_Data provided:_
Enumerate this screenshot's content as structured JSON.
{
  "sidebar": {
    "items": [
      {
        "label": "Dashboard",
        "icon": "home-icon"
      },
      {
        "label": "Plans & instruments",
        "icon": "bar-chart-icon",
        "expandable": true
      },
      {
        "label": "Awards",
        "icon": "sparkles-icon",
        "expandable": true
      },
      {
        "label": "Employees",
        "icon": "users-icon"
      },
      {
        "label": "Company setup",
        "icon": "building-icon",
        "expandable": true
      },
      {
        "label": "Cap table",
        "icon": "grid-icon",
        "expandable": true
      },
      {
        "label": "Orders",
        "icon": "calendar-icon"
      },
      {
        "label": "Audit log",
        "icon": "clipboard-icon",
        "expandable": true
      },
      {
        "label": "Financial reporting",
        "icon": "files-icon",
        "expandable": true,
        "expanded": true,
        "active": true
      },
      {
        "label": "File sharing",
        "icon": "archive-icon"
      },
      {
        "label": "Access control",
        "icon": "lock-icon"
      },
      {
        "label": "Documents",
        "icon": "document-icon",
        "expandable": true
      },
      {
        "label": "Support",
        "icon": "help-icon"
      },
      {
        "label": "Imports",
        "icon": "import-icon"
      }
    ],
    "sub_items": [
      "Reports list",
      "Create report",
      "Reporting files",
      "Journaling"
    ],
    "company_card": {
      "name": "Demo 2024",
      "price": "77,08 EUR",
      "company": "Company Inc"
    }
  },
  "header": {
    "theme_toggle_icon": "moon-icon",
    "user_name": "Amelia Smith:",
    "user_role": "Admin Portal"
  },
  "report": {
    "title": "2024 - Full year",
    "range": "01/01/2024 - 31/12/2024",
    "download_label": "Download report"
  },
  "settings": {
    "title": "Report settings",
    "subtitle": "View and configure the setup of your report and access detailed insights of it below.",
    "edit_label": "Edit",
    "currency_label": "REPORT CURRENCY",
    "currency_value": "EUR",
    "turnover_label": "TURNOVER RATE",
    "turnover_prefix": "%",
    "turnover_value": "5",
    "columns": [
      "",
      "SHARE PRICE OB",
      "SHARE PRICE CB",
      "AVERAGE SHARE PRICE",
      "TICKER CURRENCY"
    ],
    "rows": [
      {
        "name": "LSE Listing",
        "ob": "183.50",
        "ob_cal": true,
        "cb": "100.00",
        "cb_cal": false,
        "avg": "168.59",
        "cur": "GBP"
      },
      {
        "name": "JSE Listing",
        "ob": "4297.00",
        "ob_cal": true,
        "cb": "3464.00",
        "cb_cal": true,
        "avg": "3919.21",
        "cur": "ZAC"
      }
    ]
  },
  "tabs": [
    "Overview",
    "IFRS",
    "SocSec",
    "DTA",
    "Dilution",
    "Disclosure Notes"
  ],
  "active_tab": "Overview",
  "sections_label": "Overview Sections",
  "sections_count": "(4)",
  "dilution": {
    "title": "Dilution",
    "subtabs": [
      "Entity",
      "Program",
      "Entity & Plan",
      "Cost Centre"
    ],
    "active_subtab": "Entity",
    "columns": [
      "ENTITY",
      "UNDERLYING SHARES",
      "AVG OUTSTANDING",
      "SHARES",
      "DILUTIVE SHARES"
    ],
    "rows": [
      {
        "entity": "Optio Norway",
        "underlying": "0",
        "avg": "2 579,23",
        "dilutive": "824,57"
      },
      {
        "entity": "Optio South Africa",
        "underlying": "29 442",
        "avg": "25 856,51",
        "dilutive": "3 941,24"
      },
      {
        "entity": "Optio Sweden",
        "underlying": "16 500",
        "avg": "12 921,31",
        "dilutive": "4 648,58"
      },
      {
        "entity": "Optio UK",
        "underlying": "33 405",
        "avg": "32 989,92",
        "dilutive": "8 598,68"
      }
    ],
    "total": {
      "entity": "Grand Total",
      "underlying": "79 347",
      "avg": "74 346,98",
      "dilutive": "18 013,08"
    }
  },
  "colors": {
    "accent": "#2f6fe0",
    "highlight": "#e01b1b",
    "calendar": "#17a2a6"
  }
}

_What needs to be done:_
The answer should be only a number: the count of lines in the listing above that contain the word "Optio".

_Task output:_
4